WASHINGTON — Educators grapple with the hardships of the pandemic and continue to learn how to engage their students best, especially as districts begin the transition out of virtual learning. This effort includes a boost of interest in Science, Technology, Engineering and Math programs, also known as STEM education.
Sabine Lerner, 17, in Orange County, said STEM helped her reignite passions for learning amid a difficult year.
“A lot of us struggled, and it was a very hard year,” Lerner said.
The teen said remote learning often left her and her peers feeling defeated.
“Just like you’re going through the motions,” she said. “I’m definitely a hands-on learner.
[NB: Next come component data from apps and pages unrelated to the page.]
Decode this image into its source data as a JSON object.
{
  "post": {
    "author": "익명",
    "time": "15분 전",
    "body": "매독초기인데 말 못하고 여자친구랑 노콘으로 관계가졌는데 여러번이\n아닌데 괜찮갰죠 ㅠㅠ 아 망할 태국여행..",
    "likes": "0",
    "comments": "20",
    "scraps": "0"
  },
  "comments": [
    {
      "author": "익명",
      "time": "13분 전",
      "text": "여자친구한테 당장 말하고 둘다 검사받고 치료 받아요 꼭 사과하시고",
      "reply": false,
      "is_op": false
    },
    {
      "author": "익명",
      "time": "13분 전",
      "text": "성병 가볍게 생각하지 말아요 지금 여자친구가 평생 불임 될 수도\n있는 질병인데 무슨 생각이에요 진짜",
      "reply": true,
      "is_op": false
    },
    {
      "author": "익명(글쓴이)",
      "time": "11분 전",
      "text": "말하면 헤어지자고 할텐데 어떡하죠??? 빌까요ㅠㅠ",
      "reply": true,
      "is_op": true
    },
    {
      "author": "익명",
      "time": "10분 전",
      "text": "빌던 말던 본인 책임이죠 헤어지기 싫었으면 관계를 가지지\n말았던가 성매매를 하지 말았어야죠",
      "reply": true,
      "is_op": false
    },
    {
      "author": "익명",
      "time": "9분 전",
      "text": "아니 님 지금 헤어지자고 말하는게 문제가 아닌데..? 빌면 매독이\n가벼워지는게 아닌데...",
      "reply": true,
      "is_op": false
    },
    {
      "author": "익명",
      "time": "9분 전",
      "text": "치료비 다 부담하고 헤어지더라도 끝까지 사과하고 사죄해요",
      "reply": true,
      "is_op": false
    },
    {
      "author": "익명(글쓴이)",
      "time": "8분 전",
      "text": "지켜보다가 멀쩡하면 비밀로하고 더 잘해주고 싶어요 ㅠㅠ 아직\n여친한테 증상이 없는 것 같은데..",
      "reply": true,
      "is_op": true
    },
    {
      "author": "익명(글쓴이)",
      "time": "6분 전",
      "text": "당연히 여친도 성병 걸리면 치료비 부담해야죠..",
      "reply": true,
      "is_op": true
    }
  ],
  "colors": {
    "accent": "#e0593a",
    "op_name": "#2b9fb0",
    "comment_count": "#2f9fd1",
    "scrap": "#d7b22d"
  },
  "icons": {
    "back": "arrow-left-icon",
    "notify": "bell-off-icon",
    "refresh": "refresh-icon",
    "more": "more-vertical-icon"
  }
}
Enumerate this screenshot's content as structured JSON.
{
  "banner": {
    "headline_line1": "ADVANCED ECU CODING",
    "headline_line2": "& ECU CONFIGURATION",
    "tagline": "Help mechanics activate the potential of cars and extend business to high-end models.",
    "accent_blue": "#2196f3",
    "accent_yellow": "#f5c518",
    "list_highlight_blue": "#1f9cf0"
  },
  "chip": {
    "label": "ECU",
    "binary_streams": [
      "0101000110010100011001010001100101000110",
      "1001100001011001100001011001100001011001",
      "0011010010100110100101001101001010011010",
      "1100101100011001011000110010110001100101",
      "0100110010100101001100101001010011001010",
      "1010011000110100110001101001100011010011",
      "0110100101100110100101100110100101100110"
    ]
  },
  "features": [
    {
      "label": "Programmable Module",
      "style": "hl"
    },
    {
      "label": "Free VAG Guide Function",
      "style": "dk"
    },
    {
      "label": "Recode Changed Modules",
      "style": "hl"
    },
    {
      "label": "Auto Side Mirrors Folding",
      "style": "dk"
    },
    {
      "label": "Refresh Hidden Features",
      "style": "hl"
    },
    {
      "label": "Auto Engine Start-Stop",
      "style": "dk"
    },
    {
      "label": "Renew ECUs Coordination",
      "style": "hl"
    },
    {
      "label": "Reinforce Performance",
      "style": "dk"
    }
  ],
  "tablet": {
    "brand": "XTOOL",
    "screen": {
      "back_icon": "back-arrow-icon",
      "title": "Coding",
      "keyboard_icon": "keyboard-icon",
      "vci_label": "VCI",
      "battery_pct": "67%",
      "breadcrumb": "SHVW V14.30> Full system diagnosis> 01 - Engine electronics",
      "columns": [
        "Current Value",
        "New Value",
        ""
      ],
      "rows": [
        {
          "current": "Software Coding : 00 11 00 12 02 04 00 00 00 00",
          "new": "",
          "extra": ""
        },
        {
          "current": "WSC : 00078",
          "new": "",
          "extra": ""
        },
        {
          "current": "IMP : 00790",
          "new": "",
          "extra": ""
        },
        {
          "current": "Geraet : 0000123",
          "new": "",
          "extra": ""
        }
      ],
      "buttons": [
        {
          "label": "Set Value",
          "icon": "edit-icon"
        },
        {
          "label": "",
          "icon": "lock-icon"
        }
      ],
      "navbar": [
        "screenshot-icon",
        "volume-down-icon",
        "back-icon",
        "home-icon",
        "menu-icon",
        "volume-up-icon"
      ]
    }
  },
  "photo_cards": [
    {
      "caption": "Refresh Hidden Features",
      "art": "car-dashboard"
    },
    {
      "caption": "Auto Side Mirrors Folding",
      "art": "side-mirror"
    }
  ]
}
I think I’m sort of my best when I’m in a group and being able to work together and sort of work off of each other’s ideas. And this year, we haven’t been able to do as many projects because of the pandemic. And I know many of my other classmates also really struggled with similar things.”
According to The Reporter, data shows that disrupted learning contributed to a drop in grade point averages among high school juniors and seniors. In the Bay Area, some districts saw a 50% increase in failing grades amid distant learning.
“There are a couple of times that at three in the morning where I was like, ‘Is it even worth it, doing this assignment?'” Lerner said.
But Lerner said she felt revitalized by local STEM programs, such as ones with the workshops that the Girl Scouts of Orange County offered. The nonprofit launched the STEM Consortium in 2015 to team up with leading STEM companies to bring STEM experiences to the girls. Amid the pandemic, Girl Scouts pivoted to make workshops virtual but still hands-on, and this year, they pivoted again to make events socially distanced. In April, one of their programs gathered the scouts to watch the launch of their model rockets.
With such stories in mind, Young Kim, R-Placentia, introduced the Innovations in Informal STEM Learning Act. It would provide new grants to nonprofits and higher education to fund STEM programs while simultaneously funding research in STEM education, emphasizing underrepresented and rural students.
“As we’re trying to get out of the COVID-19 pandemic and as the economy is trying to recover, it’s really important that we expose our students, especially in pre-K through eighth students, to have the resources and have the education necessary to be ready for STEM workforce,” Kim said.
The grants are meant to increase cooperative and hands-on education for before-school, after-school, out-of-school or summer activities. Funding would be distributed on a competitive, merit-based case.
“STEM education is a pathway to job creation,” Kim said.
Kim tacked her bill onto bipartisan legislation that funds the National Science Foundation, which has a good chance of passing Congress. NSF is an independent agency of the U.S. government that supports the advancement of science, with research and education in all the non-medical fields of science and engineering.
“There’s so much that girls can do within the STEM field. I think having that basic education of like STEM, in general, will help you with every single field in the future because I think our world will definitely be centered around STEM,” Lerner said.
Amid a tumultuous year, Lerner said she hopes this bill will rejuvenate students’ motivation for learning. The exact amount of these grants that will be allocated to STEM programs and research under Kim’s legislation will be determined by the NSF if the bill becomes law. The NSF would also announce the parameters of the grant application process.